Likewise, if you’re picking a running back to grab the rushing title, it’s not complicated: a sturdy back on a great team without a truly effective backup or change-of-pace runner to steal carries away. No one fits that criteria as well as Mendenhall, as his rookie injury was a fluky fractured shoulder. With Ben Roethlisberger around and a much healthier offensive line, I think Mendenhall gets about 1,700 rushing yards en route to the runner’s crown.
(There were also some really strange bets available for the rookies on this list. Mark Ingram, whom you saw splitting carries with two other backs last night, had the same +1500 line as Mendenhall to win the rushing title. In what universe does that make any sense? Dolphins back Daniel Thomas was at +1800, ahead of Matt Forte, Darren McFadden, and Peyton Hillis, each of whom were at +2500. I don’t understand this whatsoever.)
Most receiving yards (+800)
$20 to win $160

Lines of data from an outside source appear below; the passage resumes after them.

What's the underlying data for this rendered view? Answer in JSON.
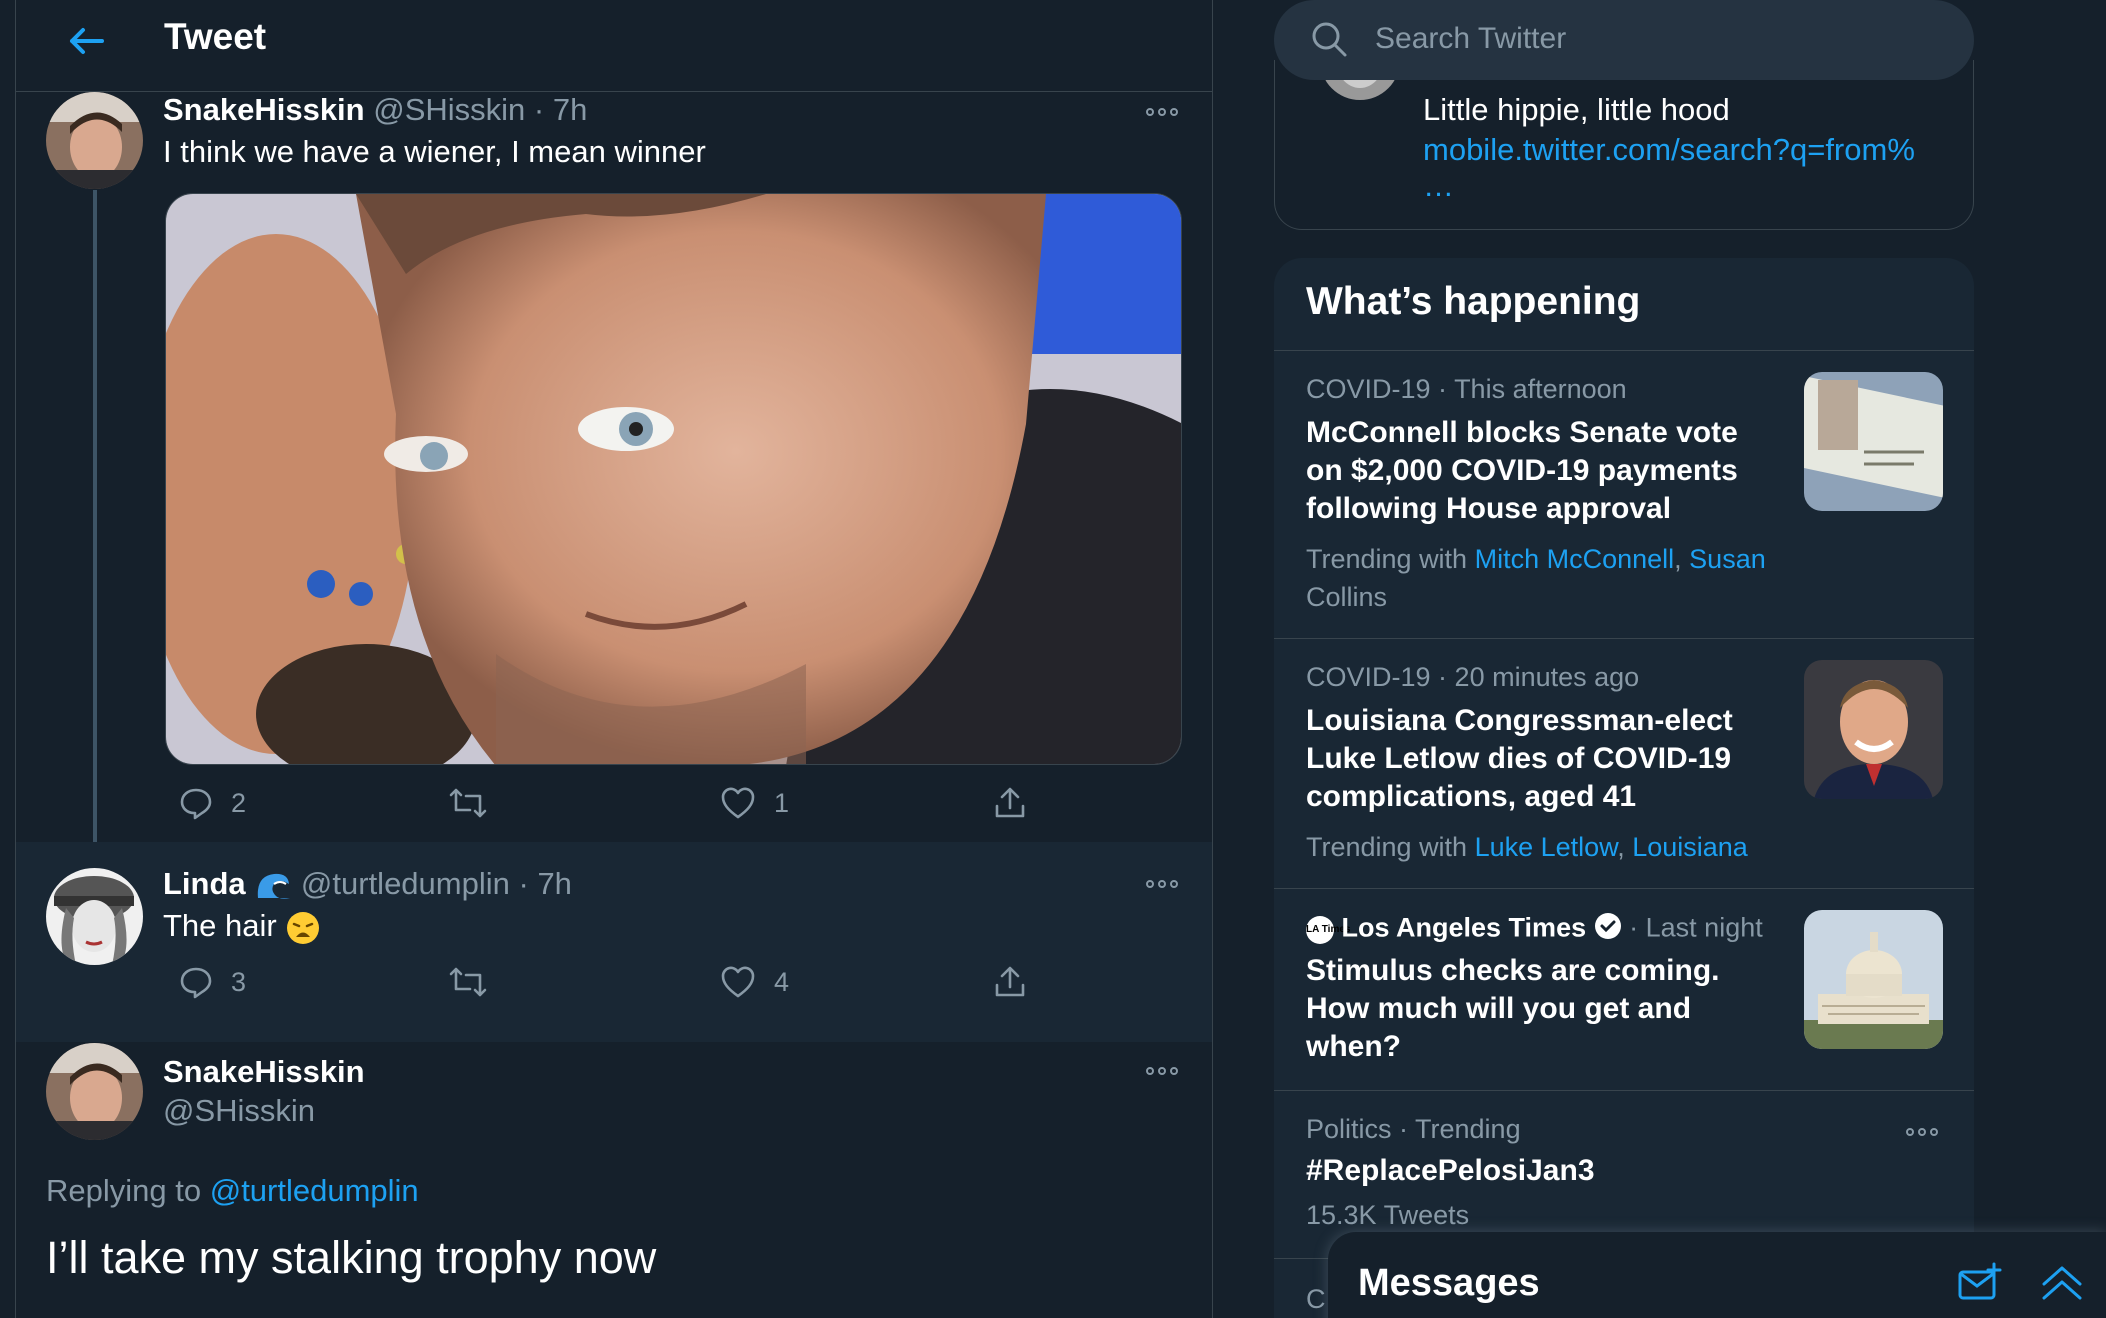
{
  "header": {
    "title": "Tweet"
  },
  "tweets": [
    {
      "name": "SnakeHisskin",
      "handle": "@SHisskin",
      "time": "7h",
      "text": "I think we have a wiener, I mean winner",
      "replies": "2",
      "likes": "1"
    },
    {
      "name": "Linda",
      "handle": "@turtledumplin",
      "time": "7h",
      "text": "The hair",
      "replies": "3",
      "likes": "4"
    }
  ],
  "main_tweet": {
    "name": "SnakeHisskin",
    "handle": "@SHisskin",
    "replying_prefix": "Replying to",
    "replying_to": "@turtledumplin",
    "text": "I’ll take my stalking trophy now"
  },
  "sep": " · ",
  "search": {
    "placeholder": "Search Twitter"
  },
  "prev_card": {
    "text": "Little hippie, little hood",
    "link": "mobile.twitter.com/search?q=from%",
    "ellipsis": "…"
  },
  "whats_happening": {
    "title": "What’s happening",
    "items": [
      {
        "category": "COVID-19",
        "time": "This afternoon",
        "headline_lines": [
          "McConnell blocks Senate vote",
          "on $2,000 COVID-19 payments",
          "following House approval"
        ],
        "trending_prefix": "Trending with",
        "trending_1": "Mitch McConnell",
        "trending_2a": "Susan",
        "trending_2b": "Collins"
      },
      {
        "category": "COVID-19",
        "time": "20 minutes ago",
        "headline_lines": [
          "Louisiana Congressman-elect",
          "Luke Letlow dies of COVID-19",
          "complications, aged 41"
        ],
        "trending_prefix": "Trending with",
        "trending_1": "Luke Letlow",
        "trending_2a": "Louisiana"
      },
      {
        "source": "Los Angeles Times",
        "source_logo": "LA Times",
        "time": "Last night",
        "headline_lines": [
          "Stimulus checks are coming.",
          "How much will you get and",
          "when?"
        ]
      },
      {
        "category": "Politics · Trending",
        "tag": "#ReplacePelosiJan3",
        "count": "15.3K Tweets"
      }
    ],
    "next_peek": "C"
  },
  "messages": {
    "title": "Messages"
  },
  "colors": {
    "background": "#15202b",
    "card": "#192734",
    "border": "#38444d",
    "accent": "#1da1f2",
    "muted": "#8899a6"
  },
  "icons": [
    "back-arrow-icon",
    "more-icon",
    "reply-icon",
    "retweet-icon",
    "like-icon",
    "share-icon",
    "search-icon",
    "verified-icon",
    "wave-emoji-icon",
    "weary-emoji-icon",
    "new-message-icon",
    "chevron-up-icon"
  ]
}
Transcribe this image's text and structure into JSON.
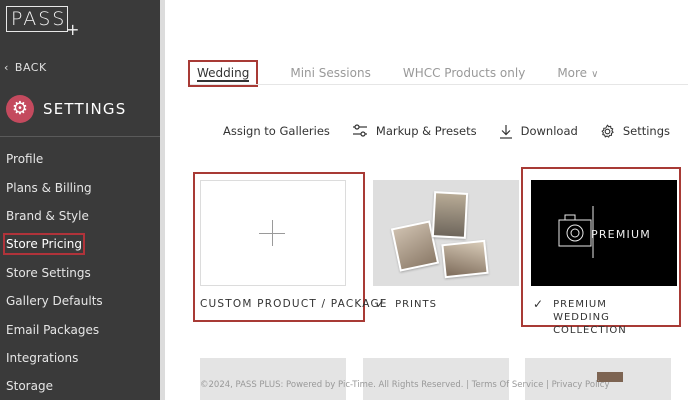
{
  "logo": {
    "text": "PASS",
    "plus": "+"
  },
  "sidebar": {
    "back_label": "BACK",
    "section_title": "SETTINGS",
    "items": [
      {
        "label": "Profile"
      },
      {
        "label": "Plans & Billing"
      },
      {
        "label": "Brand & Style"
      },
      {
        "label": "Store Pricing",
        "active": true
      },
      {
        "label": "Store Settings"
      },
      {
        "label": "Gallery Defaults"
      },
      {
        "label": "Email Packages"
      },
      {
        "label": "Integrations"
      },
      {
        "label": "Storage"
      }
    ]
  },
  "tabs": [
    {
      "label": "Wedding",
      "active": true
    },
    {
      "label": "Mini Sessions"
    },
    {
      "label": "WHCC Products only"
    },
    {
      "label": "More"
    }
  ],
  "toolbar": {
    "assign": "Assign to Galleries",
    "markup": "Markup & Presets",
    "download": "Download",
    "settings": "Settings"
  },
  "cards": [
    {
      "title": "CUSTOM PRODUCT / PACKAGE"
    },
    {
      "title": "PRINTS",
      "checked": true
    },
    {
      "title": "PREMIUM WEDDING COLLECTION",
      "image_text": "PREMIUM",
      "checked": true
    }
  ],
  "footer": "©2024, PASS PLUS: Powered by Pic-Time. All Rights Reserved. | Terms Of Service | Privacy Policy",
  "colors": {
    "sidebar_bg": "#3a3a3a",
    "accent": "#c44a5e",
    "highlight": "#a83a35"
  }
}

This bet on the field simply means that I think the person who will win the receiving title is someone besides the 23 players listed at the casino with odds available on them. Last year, the field would have won this bet because Brandon Lloyd was undoubtedly not listed as a favorite. Because wideouts are so dependent upon systems and good quarterback situations, I tend to think the field is a good bet here. The last time it would have paid off before last season was in 2004, when Muhsin Muhammad went from middling veteran receiver to superstar in a contract year. This is when I start rooting for Sam Bradford to turn Brandon Gibson into the new Brandon Lloyd.
Bill Barnwell is a staff writer for Grantland.
Previously from Bill Barnwell:
Grantland’s Mega NFL Preview Part IV
Grantland’s Mega NFL Preview: Part III
Grantland’s Mega NFL Preview: Part II
Grantland’s Mega NFL Preview: Part I
Viva Las Vegas: Apartment Hunting in Sin City
Viva Las Vegas: Sabermetrics in the Wasteland
To comment on this story through Facebook, click here.